## DATA FOR THIS EXERCISE
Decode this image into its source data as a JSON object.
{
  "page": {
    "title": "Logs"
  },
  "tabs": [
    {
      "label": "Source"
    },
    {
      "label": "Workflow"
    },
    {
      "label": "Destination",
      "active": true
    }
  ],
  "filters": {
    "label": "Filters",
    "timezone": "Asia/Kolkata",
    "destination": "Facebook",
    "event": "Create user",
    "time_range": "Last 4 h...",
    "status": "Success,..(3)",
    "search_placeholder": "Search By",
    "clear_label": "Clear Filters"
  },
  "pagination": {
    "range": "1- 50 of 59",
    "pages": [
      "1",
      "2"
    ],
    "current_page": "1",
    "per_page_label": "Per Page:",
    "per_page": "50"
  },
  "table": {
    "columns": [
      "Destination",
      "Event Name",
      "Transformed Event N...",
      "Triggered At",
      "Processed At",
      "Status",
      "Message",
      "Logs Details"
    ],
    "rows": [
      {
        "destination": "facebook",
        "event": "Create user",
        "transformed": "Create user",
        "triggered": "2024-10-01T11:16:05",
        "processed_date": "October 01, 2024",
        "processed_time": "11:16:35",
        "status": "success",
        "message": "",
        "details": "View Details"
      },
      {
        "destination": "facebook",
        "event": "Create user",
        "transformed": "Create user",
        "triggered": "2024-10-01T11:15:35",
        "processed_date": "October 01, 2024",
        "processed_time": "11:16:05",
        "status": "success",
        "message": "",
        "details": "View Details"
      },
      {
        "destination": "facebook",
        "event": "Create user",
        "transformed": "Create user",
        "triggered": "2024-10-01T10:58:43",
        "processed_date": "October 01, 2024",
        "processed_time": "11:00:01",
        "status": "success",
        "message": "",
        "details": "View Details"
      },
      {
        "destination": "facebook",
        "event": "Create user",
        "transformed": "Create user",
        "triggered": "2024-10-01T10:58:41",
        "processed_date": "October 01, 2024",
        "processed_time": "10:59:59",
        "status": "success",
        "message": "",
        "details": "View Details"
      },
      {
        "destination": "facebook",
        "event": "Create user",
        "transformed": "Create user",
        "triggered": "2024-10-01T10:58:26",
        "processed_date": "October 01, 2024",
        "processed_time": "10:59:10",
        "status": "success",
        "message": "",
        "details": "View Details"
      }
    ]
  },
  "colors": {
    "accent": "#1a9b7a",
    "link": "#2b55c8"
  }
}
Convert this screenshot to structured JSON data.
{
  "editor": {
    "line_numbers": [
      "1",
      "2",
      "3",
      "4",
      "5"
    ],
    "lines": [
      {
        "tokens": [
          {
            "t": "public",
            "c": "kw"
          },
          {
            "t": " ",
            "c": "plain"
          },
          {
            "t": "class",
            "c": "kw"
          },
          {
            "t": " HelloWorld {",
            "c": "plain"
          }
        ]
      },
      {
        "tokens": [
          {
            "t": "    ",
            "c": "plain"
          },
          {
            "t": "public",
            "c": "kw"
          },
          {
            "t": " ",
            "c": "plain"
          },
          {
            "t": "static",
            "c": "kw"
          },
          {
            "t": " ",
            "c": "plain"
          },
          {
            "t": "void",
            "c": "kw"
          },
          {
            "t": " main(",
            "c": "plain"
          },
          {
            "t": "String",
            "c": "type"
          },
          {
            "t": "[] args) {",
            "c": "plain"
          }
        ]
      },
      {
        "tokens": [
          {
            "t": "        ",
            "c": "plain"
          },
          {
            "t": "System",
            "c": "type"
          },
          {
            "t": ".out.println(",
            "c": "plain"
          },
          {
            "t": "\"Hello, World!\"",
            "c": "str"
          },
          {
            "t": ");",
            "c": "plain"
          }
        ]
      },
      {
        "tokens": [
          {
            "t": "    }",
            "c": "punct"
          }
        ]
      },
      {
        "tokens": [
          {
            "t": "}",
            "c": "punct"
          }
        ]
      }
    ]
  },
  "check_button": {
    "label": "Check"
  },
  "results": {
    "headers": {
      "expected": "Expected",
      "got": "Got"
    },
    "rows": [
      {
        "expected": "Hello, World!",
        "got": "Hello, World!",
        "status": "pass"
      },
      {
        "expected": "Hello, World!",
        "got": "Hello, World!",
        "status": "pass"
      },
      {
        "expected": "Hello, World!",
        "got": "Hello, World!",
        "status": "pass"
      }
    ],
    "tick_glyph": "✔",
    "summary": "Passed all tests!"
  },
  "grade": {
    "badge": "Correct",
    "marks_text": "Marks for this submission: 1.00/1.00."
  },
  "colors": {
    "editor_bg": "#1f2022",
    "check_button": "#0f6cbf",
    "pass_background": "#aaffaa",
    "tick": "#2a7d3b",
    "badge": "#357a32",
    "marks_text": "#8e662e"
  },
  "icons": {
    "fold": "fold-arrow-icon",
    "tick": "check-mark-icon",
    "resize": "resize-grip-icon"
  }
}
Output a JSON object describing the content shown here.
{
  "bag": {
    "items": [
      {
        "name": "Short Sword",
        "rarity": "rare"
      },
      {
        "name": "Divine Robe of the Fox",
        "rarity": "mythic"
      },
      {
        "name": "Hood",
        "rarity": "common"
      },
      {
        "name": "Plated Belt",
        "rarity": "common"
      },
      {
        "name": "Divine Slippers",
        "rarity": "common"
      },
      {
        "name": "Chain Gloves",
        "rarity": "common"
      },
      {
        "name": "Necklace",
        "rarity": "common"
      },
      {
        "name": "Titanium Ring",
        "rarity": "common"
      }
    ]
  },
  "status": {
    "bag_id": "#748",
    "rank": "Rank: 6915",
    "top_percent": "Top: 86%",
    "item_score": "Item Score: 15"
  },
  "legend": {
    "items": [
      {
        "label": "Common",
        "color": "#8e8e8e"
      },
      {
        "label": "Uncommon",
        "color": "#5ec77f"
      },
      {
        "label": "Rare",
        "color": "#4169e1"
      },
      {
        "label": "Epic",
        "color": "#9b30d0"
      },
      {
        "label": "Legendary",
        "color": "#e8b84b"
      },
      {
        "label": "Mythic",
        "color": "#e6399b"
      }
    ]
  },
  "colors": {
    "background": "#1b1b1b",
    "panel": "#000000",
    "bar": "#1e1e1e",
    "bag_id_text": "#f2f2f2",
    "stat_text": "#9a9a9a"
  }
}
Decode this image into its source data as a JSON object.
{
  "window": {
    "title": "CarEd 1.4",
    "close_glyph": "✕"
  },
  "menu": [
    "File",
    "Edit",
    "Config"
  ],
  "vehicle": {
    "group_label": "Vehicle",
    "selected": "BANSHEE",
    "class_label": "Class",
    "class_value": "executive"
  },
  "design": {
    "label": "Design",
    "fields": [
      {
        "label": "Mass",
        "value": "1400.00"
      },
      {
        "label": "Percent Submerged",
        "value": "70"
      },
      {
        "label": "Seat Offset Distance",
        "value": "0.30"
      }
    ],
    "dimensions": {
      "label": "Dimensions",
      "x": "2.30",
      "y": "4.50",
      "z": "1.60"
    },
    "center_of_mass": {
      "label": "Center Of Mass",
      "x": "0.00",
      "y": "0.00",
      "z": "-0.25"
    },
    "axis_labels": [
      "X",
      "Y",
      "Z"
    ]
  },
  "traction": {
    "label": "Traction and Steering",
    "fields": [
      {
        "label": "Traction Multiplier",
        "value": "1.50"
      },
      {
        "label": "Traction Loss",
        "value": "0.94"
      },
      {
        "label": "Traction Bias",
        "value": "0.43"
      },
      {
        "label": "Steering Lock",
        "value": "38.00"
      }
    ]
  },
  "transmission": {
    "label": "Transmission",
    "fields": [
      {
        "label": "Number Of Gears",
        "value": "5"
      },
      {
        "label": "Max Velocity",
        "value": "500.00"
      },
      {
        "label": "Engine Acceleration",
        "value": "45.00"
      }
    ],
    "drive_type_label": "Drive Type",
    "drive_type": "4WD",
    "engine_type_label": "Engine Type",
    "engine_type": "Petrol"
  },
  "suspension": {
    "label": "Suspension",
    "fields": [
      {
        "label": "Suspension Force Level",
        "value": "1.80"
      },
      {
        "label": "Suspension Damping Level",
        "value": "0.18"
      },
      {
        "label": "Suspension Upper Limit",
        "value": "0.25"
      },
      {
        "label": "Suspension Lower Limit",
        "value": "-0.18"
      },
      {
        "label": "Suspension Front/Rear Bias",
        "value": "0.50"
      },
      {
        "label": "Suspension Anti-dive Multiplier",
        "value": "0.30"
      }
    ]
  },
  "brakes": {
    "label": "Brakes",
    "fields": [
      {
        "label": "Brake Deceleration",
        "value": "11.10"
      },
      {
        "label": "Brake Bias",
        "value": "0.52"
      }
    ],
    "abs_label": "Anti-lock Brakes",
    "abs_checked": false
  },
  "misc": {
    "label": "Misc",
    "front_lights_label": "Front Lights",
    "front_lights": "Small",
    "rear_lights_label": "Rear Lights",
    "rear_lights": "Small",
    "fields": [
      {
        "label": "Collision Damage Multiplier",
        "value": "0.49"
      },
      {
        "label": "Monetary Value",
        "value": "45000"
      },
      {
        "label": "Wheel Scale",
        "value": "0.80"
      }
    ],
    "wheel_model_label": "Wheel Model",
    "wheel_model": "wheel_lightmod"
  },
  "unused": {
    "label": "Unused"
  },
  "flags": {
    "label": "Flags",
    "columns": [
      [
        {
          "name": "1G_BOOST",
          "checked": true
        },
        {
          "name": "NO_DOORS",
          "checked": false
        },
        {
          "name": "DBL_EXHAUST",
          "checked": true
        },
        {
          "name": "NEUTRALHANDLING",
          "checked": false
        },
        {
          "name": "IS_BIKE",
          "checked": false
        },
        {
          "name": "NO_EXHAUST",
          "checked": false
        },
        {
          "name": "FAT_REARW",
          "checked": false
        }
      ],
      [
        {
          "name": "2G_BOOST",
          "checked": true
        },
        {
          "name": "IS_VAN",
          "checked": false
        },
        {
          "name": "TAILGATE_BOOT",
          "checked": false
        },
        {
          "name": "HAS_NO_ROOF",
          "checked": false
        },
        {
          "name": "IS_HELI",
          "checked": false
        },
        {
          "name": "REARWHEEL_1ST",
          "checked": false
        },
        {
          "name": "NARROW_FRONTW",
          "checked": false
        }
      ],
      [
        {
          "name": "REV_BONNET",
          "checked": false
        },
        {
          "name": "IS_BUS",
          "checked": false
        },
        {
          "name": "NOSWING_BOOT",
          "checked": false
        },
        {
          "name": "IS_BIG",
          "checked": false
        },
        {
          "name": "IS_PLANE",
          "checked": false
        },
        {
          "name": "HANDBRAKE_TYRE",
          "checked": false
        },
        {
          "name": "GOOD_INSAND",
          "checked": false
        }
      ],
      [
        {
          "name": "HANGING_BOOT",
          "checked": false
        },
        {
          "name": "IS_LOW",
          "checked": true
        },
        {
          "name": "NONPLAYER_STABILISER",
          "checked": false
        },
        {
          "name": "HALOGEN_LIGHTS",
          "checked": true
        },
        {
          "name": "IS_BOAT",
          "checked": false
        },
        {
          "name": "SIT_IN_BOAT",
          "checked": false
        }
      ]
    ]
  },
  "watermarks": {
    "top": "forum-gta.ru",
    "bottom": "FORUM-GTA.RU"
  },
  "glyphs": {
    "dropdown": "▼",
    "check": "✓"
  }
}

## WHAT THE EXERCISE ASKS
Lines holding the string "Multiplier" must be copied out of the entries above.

## OUTPUT
        "label": "Traction Multiplier",
        "label": "Suspension Anti-dive Multiplier",
        "label": "Collision Damage Multiplier",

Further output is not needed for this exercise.